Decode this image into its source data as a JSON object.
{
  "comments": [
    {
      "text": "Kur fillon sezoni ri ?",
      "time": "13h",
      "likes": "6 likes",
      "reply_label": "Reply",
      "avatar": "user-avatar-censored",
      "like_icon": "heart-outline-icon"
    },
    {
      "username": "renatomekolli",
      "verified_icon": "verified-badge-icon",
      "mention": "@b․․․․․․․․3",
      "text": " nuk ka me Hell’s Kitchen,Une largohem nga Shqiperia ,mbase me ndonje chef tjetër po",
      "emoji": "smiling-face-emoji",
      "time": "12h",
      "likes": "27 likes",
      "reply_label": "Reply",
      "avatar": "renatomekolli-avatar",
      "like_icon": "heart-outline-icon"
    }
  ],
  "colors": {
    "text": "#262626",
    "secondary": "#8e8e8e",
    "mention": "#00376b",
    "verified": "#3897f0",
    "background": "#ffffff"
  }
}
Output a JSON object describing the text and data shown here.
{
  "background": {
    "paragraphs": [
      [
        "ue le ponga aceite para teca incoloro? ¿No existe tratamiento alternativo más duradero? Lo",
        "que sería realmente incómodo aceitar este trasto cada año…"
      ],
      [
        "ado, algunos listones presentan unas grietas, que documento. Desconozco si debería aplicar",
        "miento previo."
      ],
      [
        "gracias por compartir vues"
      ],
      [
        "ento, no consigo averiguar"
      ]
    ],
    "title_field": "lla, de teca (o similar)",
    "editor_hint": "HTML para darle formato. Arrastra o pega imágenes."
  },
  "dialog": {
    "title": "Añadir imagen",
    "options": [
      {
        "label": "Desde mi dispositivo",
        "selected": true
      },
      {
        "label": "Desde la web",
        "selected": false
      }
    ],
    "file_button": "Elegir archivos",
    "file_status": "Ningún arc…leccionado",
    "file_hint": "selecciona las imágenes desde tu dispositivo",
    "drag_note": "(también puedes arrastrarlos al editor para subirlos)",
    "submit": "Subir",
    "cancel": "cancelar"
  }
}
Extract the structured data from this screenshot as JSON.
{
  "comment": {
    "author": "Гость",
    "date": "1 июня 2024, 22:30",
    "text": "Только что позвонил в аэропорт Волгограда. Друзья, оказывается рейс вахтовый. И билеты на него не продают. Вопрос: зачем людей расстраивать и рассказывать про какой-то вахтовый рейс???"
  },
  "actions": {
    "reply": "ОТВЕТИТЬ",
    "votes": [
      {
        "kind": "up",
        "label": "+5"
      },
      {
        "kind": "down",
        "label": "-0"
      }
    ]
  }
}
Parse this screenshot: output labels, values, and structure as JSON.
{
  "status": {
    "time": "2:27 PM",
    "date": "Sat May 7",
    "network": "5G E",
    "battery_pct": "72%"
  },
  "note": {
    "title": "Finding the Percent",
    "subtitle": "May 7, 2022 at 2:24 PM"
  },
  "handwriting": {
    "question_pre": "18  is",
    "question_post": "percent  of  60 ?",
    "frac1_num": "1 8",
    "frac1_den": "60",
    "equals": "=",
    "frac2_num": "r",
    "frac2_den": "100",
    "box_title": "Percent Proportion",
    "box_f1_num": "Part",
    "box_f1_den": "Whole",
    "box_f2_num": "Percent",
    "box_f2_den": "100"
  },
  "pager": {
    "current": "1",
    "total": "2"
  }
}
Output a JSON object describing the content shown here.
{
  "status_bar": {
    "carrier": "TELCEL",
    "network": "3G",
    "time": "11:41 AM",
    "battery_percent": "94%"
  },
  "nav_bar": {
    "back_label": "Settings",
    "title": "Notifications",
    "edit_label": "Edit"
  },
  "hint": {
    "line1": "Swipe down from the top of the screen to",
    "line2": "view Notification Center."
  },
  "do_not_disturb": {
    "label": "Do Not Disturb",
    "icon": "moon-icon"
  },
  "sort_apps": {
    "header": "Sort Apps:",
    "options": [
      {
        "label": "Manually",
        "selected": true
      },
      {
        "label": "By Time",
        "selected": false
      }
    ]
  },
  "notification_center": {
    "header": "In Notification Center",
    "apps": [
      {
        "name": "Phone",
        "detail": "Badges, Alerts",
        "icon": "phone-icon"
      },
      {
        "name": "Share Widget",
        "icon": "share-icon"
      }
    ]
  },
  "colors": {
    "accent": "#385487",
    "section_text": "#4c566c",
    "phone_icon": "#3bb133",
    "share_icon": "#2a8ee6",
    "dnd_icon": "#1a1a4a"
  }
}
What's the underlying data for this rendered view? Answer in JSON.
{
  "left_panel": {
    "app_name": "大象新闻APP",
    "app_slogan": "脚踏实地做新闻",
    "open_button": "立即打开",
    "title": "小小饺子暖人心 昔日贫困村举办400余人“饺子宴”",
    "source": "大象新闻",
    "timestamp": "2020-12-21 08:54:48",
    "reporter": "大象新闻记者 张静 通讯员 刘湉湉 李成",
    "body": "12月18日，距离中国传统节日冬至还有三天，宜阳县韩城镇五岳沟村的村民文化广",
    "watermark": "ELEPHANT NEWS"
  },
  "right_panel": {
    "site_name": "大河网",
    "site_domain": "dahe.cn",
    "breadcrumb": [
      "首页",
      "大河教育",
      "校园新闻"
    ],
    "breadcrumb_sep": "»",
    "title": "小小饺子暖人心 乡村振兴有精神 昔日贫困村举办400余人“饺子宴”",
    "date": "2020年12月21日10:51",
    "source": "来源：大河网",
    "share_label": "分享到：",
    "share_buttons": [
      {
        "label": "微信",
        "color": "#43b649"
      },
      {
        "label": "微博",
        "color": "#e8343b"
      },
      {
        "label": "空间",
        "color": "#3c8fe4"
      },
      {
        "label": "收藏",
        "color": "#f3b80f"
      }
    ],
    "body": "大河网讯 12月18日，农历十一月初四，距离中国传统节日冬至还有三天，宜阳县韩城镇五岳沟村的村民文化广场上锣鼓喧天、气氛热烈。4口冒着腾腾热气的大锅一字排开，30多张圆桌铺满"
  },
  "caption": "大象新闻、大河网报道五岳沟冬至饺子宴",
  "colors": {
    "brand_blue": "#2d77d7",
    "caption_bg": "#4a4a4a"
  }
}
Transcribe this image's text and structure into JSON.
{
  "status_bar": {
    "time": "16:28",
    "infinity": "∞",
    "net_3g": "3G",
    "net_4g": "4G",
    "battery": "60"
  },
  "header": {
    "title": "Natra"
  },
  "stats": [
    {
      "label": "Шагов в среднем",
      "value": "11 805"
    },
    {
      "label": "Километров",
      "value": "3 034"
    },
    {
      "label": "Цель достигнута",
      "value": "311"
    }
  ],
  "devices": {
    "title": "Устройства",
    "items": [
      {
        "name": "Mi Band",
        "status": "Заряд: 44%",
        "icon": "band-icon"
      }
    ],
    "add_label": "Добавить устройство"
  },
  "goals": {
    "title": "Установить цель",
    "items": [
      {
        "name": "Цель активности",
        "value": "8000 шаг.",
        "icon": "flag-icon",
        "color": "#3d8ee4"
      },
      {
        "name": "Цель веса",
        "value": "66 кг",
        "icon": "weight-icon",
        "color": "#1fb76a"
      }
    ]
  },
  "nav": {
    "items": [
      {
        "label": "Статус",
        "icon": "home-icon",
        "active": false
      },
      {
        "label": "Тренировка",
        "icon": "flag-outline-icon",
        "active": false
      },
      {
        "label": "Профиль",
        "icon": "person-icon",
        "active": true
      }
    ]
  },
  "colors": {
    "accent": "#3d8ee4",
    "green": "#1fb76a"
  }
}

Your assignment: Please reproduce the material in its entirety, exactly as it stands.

Task output:
Decode this image into its source data as a JSON object.
{
  "comments": [
    {
      "text": "Kur fillon sezoni ri ?",
      "time": "13h",
      "likes": "6 likes",
      "reply_label": "Reply",
      "avatar": "user-avatar-censored",
      "like_icon": "heart-outline-icon"
    },
    {
      "username": "renatomekolli",
      "verified_icon": "verified-badge-icon",
      "mention": "@b․․․․․․․․3",
      "text": " nuk ka me Hell’s Kitchen,Une largohem nga Shqiperia ,mbase me ndonje chef tjetër po",
      "emoji": "smiling-face-emoji",
      "time": "12h",
      "likes": "27 likes",
      "reply_label": "Reply",
      "avatar": "renatomekolli-avatar",
      "like_icon": "heart-outline-icon"
    }
  ],
  "colors": {
    "text": "#262626",
    "secondary": "#8e8e8e",
    "mention": "#00376b",
    "verified": "#3897f0",
    "background": "#ffffff"
  }
}
Output a JSON object describing the text and data shown here.
{
  "background": {
    "paragraphs": [
      [
        "ue le ponga aceite para teca incoloro? ¿No existe tratamiento alternativo más duradero? Lo",
        "que sería realmente incómodo aceitar este trasto cada año…"
      ],
      [
        "ado, algunos listones presentan unas grietas, que documento. Desconozco si debería aplicar",
        "miento previo."
      ],
      [
        "gracias por compartir vues"
      ],
      [
        "ento, no consigo averiguar"
      ]
    ],
    "title_field": "lla, de teca (o similar)",
    "editor_hint": "HTML para darle formato. Arrastra o pega imágenes."
  },
  "dialog": {
    "title": "Añadir imagen",
    "options": [
      {
        "label": "Desde mi dispositivo",
        "selected": true
      },
      {
        "label": "Desde la web",
        "selected": false
      }
    ],
    "file_button": "Elegir archivos",
    "file_status": "Ningún arc…leccionado",
    "file_hint": "selecciona las imágenes desde tu dispositivo",
    "drag_note": "(también puedes arrastrarlos al editor para subirlos)",
    "submit": "Subir",
    "cancel": "cancelar"
  }
}
Extract the structured data from this screenshot as JSON.
{
  "comment": {
    "author": "Гость",
    "date": "1 июня 2024, 22:30",
    "text": "Только что позвонил в аэропорт Волгограда. Друзья, оказывается рейс вахтовый. И билеты на него не продают. Вопрос: зачем людей расстраивать и рассказывать про какой-то вахтовый рейс???"
  },
  "actions": {
    "reply": "ОТВЕТИТЬ",
    "votes": [
      {
        "kind": "up",
        "label": "+5"
      },
      {
        "kind": "down",
        "label": "-0"
      }
    ]
  }
}
Parse this screenshot: output labels, values, and structure as JSON.
{
  "status": {
    "time": "2:27 PM",
    "date": "Sat May 7",
    "network": "5G E",
    "battery_pct": "72%"
  },
  "note": {
    "title": "Finding the Percent",
    "subtitle": "May 7, 2022 at 2:24 PM"
  },
  "handwriting": {
    "question_pre": "18  is",
    "question_post": "percent  of  60 ?",
    "frac1_num": "1 8",
    "frac1_den": "60",
    "equals": "=",
    "frac2_num": "r",
    "frac2_den": "100",
    "box_title": "Percent Proportion",
    "box_f1_num": "Part",
    "box_f1_den": "Whole",
    "box_f2_num": "Percent",
    "box_f2_den": "100"
  },
  "pager": {
    "current": "1",
    "total": "2"
  }
}
Output a JSON object describing the content shown here.
{
  "status_bar": {
    "carrier": "TELCEL",
    "network": "3G",
    "time": "11:41 AM",
    "battery_percent": "94%"
  },
  "nav_bar": {
    "back_label": "Settings",
    "title": "Notifications",
    "edit_label": "Edit"
  },
  "hint": {
    "line1": "Swipe down from the top of the screen to",
    "line2": "view Notification Center."
  },
  "do_not_disturb": {
    "label": "Do Not Disturb",
    "icon": "moon-icon"
  },
  "sort_apps": {
    "header": "Sort Apps:",
    "options": [
      {
        "label": "Manually",
        "selected": true
      },
      {
        "label": "By Time",
        "selected": false
      }
    ]
  },
  "notification_center": {
    "header": "In Notification Center",
    "apps": [
      {
        "name": "Phone",
        "detail": "Badges, Alerts",
        "icon": "phone-icon"
      },
      {
        "name": "Share Widget",
        "icon": "share-icon"
      }
    ]
  },
  "colors": {
    "accent": "#385487",
    "section_text": "#4c566c",
    "phone_icon": "#3bb133",
    "share_icon": "#2a8ee6",
    "dnd_icon": "#1a1a4a"
  }
}
What's the underlying data for this rendered view? Answer in JSON.
{
  "left_panel": {
    "app_name": "大象新闻APP",
    "app_slogan": "脚踏实地做新闻",
    "open_button": "立即打开",
    "title": "小小饺子暖人心 昔日贫困村举办400余人“饺子宴”",
    "source": "大象新闻",
    "timestamp": "2020-12-21 08:54:48",
    "reporter": "大象新闻记者 张静 通讯员 刘湉湉 李成",
    "body": "12月18日，距离中国传统节日冬至还有三天，宜阳县韩城镇五岳沟村的村民文化广",
    "watermark": "ELEPHANT NEWS"
  },
  "right_panel": {
    "site_name": "大河网",
    "site_domain": "dahe.cn",
    "breadcrumb": [
      "首页",
      "大河教育",
      "校园新闻"
    ],
    "breadcrumb_sep": "»",
    "title": "小小饺子暖人心 乡村振兴有精神 昔日贫困村举办400余人“饺子宴”",
    "date": "2020年12月21日10:51",
    "source": "来源：大河网",
    "share_label": "分享到：",
    "share_buttons": [
      {
        "label": "微信",
        "color": "#43b649"
      },
      {
        "label": "微博",
        "color": "#e8343b"
      },
      {
        "label": "空间",
        "color": "#3c8fe4"
      },
      {
        "label": "收藏",
        "color": "#f3b80f"
      }
    ],
    "body": "大河网讯 12月18日，农历十一月初四，距离中国传统节日冬至还有三天，宜阳县韩城镇五岳沟村的村民文化广场上锣鼓喧天、气氛热烈。4口冒着腾腾热气的大锅一字排开，30多张圆桌铺满"
  },
  "caption": "大象新闻、大河网报道五岳沟冬至饺子宴",
  "colors": {
    "brand_blue": "#2d77d7",
    "caption_bg": "#4a4a4a"
  }
}
Transcribe this image's text and structure into JSON.
{
  "status_bar": {
    "time": "16:28",
    "infinity": "∞",
    "net_3g": "3G",
    "net_4g": "4G",
    "battery": "60"
  },
  "header": {
    "title": "Natra"
  },
  "stats": [
    {
      "label": "Шагов в среднем",
      "value": "11 805"
    },
    {
      "label": "Километров",
      "value": "3 034"
    },
    {
      "label": "Цель достигнута",
      "value": "311"
    }
  ],
  "devices": {
    "title": "Устройства",
    "items": [
      {
        "name": "Mi Band",
        "status": "Заряд: 44%",
        "icon": "band-icon"
      }
    ],
    "add_label": "Добавить устройство"
  },
  "goals": {
    "title": "Установить цель",
    "items": [
      {
        "name": "Цель активности",
        "value": "8000 шаг.",
        "icon": "flag-icon",
        "color": "#3d8ee4"
      },
      {
        "name": "Цель веса",
        "value": "66 кг",
        "icon": "weight-icon",
        "color": "#1fb76a"
      }
    ]
  },
  "nav": {
    "items": [
      {
        "label": "Статус",
        "icon": "home-icon",
        "active": false
      },
      {
        "label": "Тренировка",
        "icon": "flag-outline-icon",
        "active": false
      },
      {
        "label": "Профиль",
        "icon": "person-icon",
        "active": true
      }
    ]
  },
  "colors": {
    "accent": "#3d8ee4",
    "green": "#1fb76a"
  }
}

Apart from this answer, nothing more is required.